Roadhouses 'an interesting part of the Yukon culture that hasn't been told yet' says photographer
Photographer Mark Kelly was overnighting on the Liard River in southeast Yukon four years ago when he started taking photos of the a shuttered roadhouse and "got really hooked."
When his wife suggested he do a photo essay of roadhouses along the Alaska Highway, he thought it was a great idea.
"I forced her to stop at every roadhouse that was worth stopping at," Kelly told CBC North's Airplay host, Dave White.
Nonetheless, the photos Kelly took on that trip gathered dust until recently when Kelly teamed up with Lily Gontard, a Whitehorse-based writer, to compile a photo book.
Kelly said roadhouses are "an interesting part of the Yukon culture that hasn't been told yet."
Many Alaska Highway roadhouses evolved from American military camps built during the construction of the 2,700 kilometre highway completed in 1942. Roadhouses usually offered a place to stay, a meal and gas and were spaced no more than a day's drive apart.
Driving the Alaska Highway used to be a major undertaking: the road was rough and remote.
"The road was really hard to travel and without the roadhouses people wouldn't have been able to do it," says Kelly.

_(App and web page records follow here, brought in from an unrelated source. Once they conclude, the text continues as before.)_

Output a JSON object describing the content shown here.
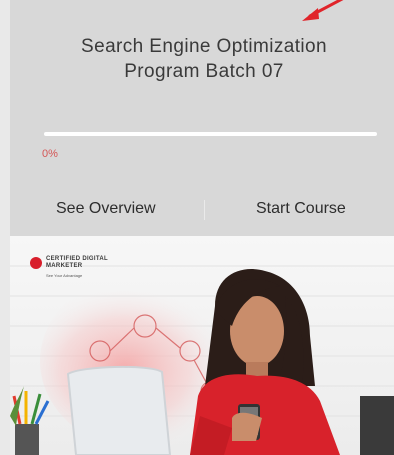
{
  "course": {
    "title_line1": "Search Engine Optimization",
    "title_line2": "Program Batch 07",
    "progress_percent": 0,
    "progress_label": "0%"
  },
  "actions": {
    "overview_label": "See Overview",
    "start_label": "Start Course"
  },
  "banner": {
    "brand_line1": "CERTIFIED DIGITAL",
    "brand_line2": "MARKETER",
    "brand_tagline": "See Your Advantage"
  },
  "colors": {
    "accent": "#d81e2b",
    "progress_label": "#d45656",
    "card_bg": "#d8d8d8"
  }
}
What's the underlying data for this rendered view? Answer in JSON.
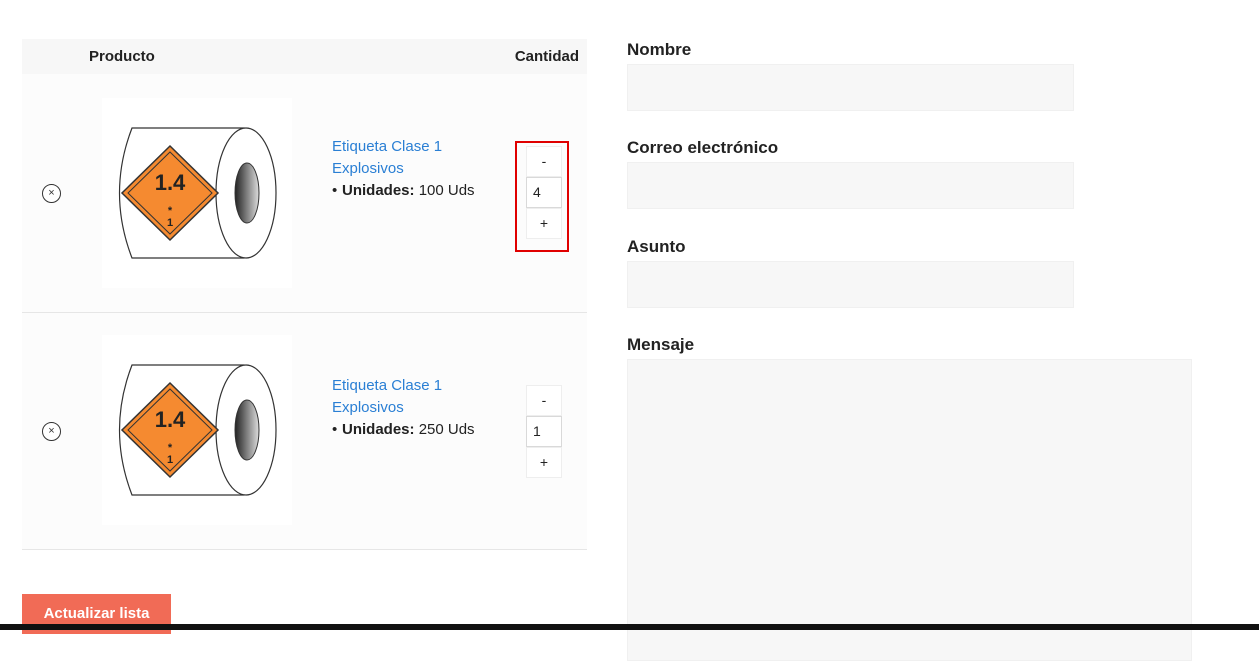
{
  "cart": {
    "header": {
      "product": "Producto",
      "quantity": "Cantidad"
    },
    "items": [
      {
        "remove_icon": "×",
        "title": "Etiqueta Clase 1 Explosivos",
        "attr_label": "Unidades:",
        "attr_value": "100 Uds",
        "qty_minus": "-",
        "qty_value": "4",
        "qty_plus": "+",
        "image_text": "1.4",
        "image_sub": "*\n1"
      },
      {
        "remove_icon": "×",
        "title": "Etiqueta Clase 1 Explosivos",
        "attr_label": "Unidades:",
        "attr_value": "250 Uds",
        "qty_minus": "-",
        "qty_value": "1",
        "qty_plus": "+",
        "image_text": "1.4",
        "image_sub": "*\n1"
      }
    ],
    "update_button": "Actualizar lista"
  },
  "form": {
    "name_label": "Nombre",
    "email_label": "Correo electrónico",
    "subject_label": "Asunto",
    "message_label": "Mensaje"
  },
  "colors": {
    "link": "#2a7fd4",
    "button": "#f16b56",
    "label_orange": "#f58a30",
    "highlight": "#e00000"
  }
}
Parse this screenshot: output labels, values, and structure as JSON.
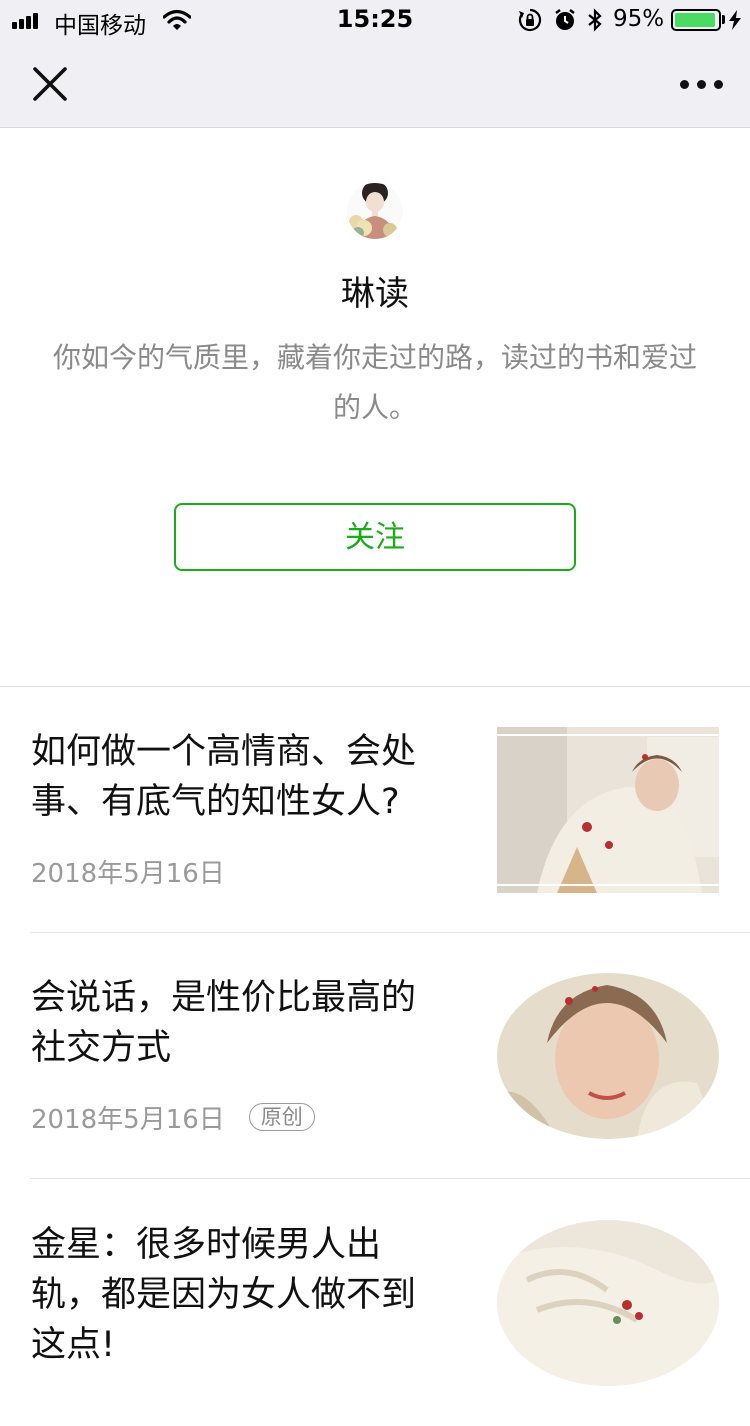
{
  "status_bar": {
    "carrier": "中国移动",
    "time": "15:25",
    "battery_percent": "95%",
    "battery_level": 0.95,
    "icons": [
      "signal-icon",
      "wifi-icon",
      "orientation-lock-icon",
      "alarm-icon",
      "bluetooth-icon",
      "battery-icon",
      "charging-icon"
    ]
  },
  "nav": {
    "close_icon": "close-icon",
    "more_icon": "more-icon"
  },
  "profile": {
    "name": "琳读",
    "bio": "你如今的气质里，藏着你走过的路，读过的书和爱过的人。",
    "follow_label": "关注"
  },
  "articles": [
    {
      "title": "如何做一个高情商、会处事、有底气的知性女人?",
      "date": "2018年5月16日",
      "tag": ""
    },
    {
      "title": "会说话，是性价比最高的社交方式",
      "date": "2018年5月16日",
      "tag": "原创"
    },
    {
      "title": "金星：很多时候男人出轨，都是因为女人做不到这点!",
      "date": "",
      "tag": ""
    }
  ],
  "colors": {
    "accent_green": "#1aad19",
    "bar_background": "#efeff4",
    "battery_green": "#4cd964",
    "muted_text": "#8a8a8a"
  }
}
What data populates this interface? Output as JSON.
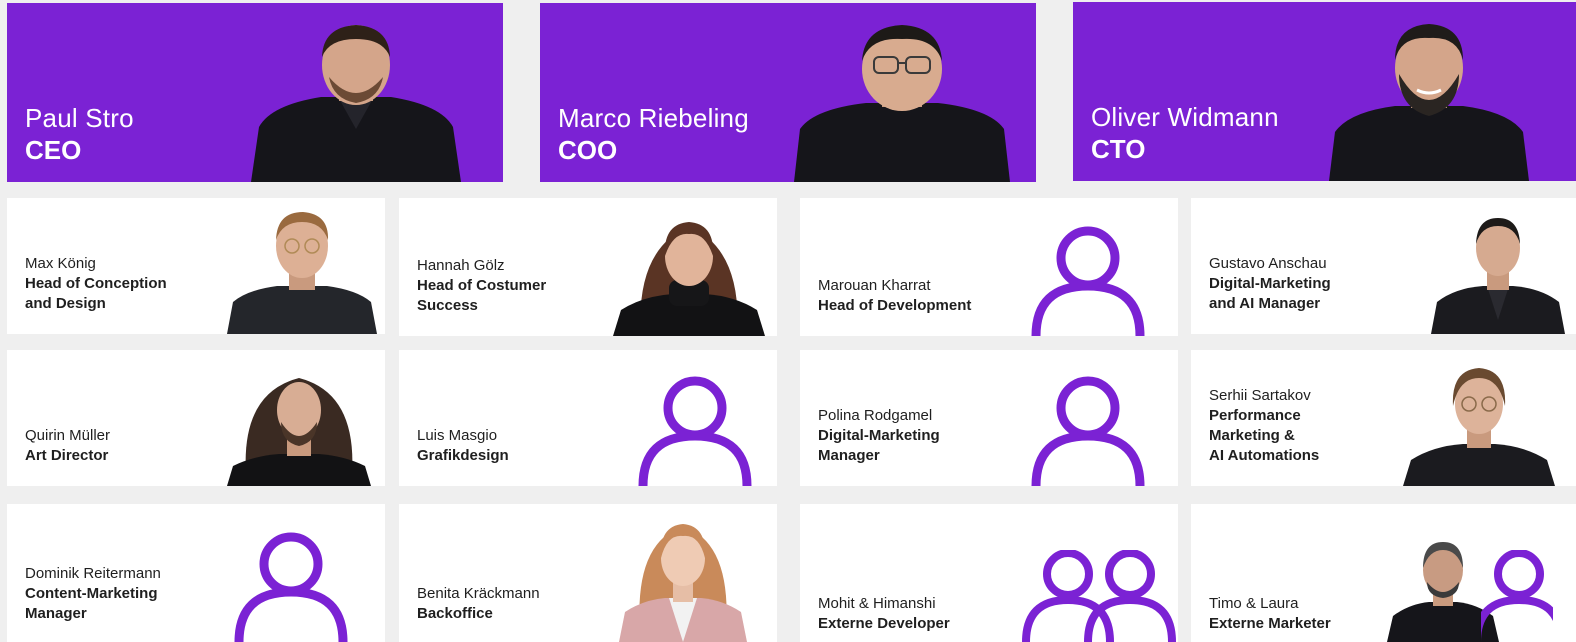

As the Alaska Highway was improved and paved, the distance people could travel in their vehicles in one day increased. Then came the popularisation of self-contained campers — the nail in the coffin of roadhouses.
Gontard arrived in the Yukon by road 20 years ago and remembers when many of the original roadhouses were still open. For that reason, Kelly's photos resonated with her.
"I was really struck by the story the photos told and the beauty of things that are dwindling away. There's something about the human part of that story."
On their most recent road trip, Gontard and Kelly travelled from Whitehorse to Delta Junction, Alaska, interviewing people who ran or still run roadhouses.
One of the couples they spoke to used to run Burwash Landing Resort, which is now closed. The couple spoke about the memorable moment the resort got electricity, after relying on a generator for decades.
"When the grid arrived and they hooked up and they turned the generator off for the last time, they sat and listened to the silence," Kelly recounted. He liked the juxtaposition of people coming to Yukon to escape the sounds of the city, while remote businesses of that era were forced to rely on the drone of a generator for power.
For Gontard, the human stories have overpowered the historical structures.
"The buildings are amazing ... but the characters we've met and the generosity that people have shown us has been really ... wonderful."
Gontard and Kelly plan on releasing their photo book in 2017.